Built in 1776, the Admont Abbey Library is 70 metres long, 14 metres wide and 13 metres high, and is the largest monastery library in the world. It contains c. 70,000 volumes of the monastery’s entire holdings of c. 200,000 volumes. The ceiling is adorned with frescoes depicting the stages of human knowledge up until the Divine Revelation. The entire design reflects the ideals and values of the Enlightenment.

2. Strahov Monastery Library | Czech Republic

Strahov Monastery Library
This breathtaking library spot 2nd in our list of world’s most beautiful libraries. This impressive library collection contains over 200,000 volumes, of which 3,000 are original manuscripts. It is made up of two wonderful halls linked by a passageway. The Theological Hall with its attractive stuccowork contains mostly literature of a theological nature and thousands of editions of the Bible.

1. Abbey Library of St. Gallen | Switzerland

Abbey Library of St. Gallen

Abbey Library of St. Gallen is undoubtedly one of the world’s most beautiful libraries. This lovely library is not only the oldest in Switzerland, but one of the oldest and most important monastery libraries in the world. The library holds almost 160,000 volumes many of which date back as far as the 8th century. The Rococo-styled library is often considered one of the most perfect libraries in the world and has earned the Abbey recognition as a World Heritage Site.

Written by Ejaz Khan

Ejaz Khan is a blogger who is passionate about sharing his ideas with others.
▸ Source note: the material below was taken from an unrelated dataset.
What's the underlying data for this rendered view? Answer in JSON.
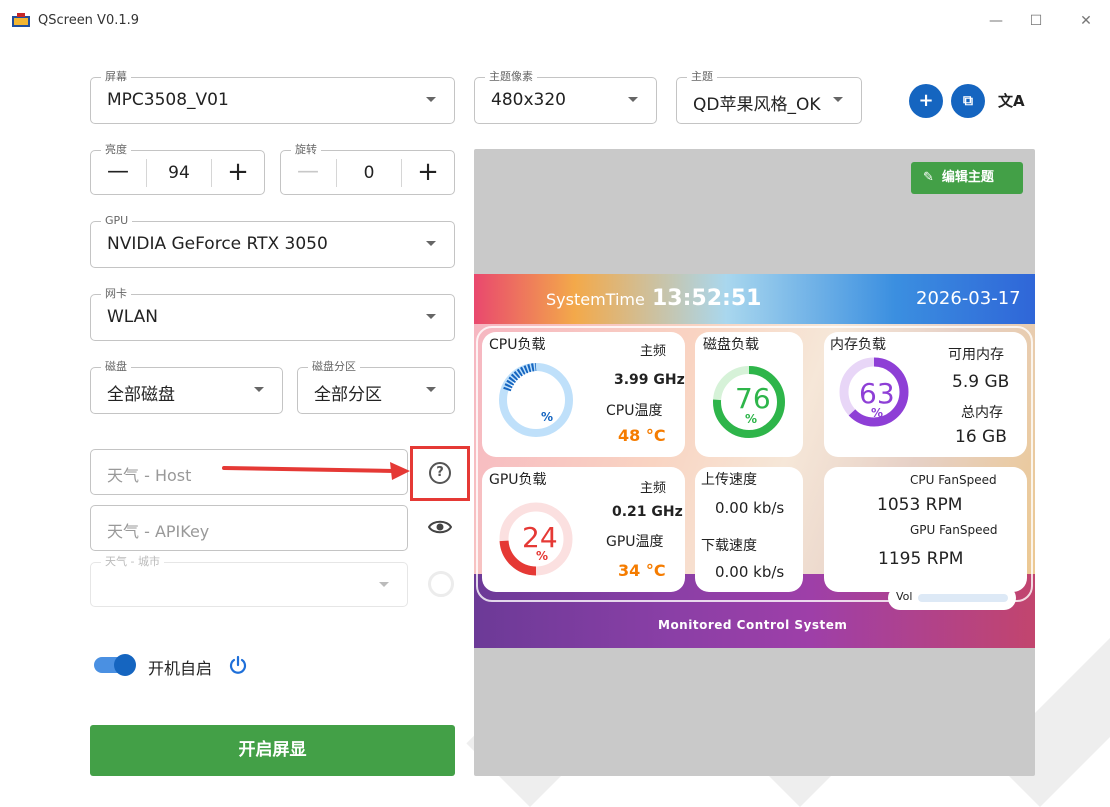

He enjoys writing about a variety of topics and exploring new ideas through his blog. Through his writing, Ejaz hopes to engage and inspire his readers to think critically and creatively about the world around them.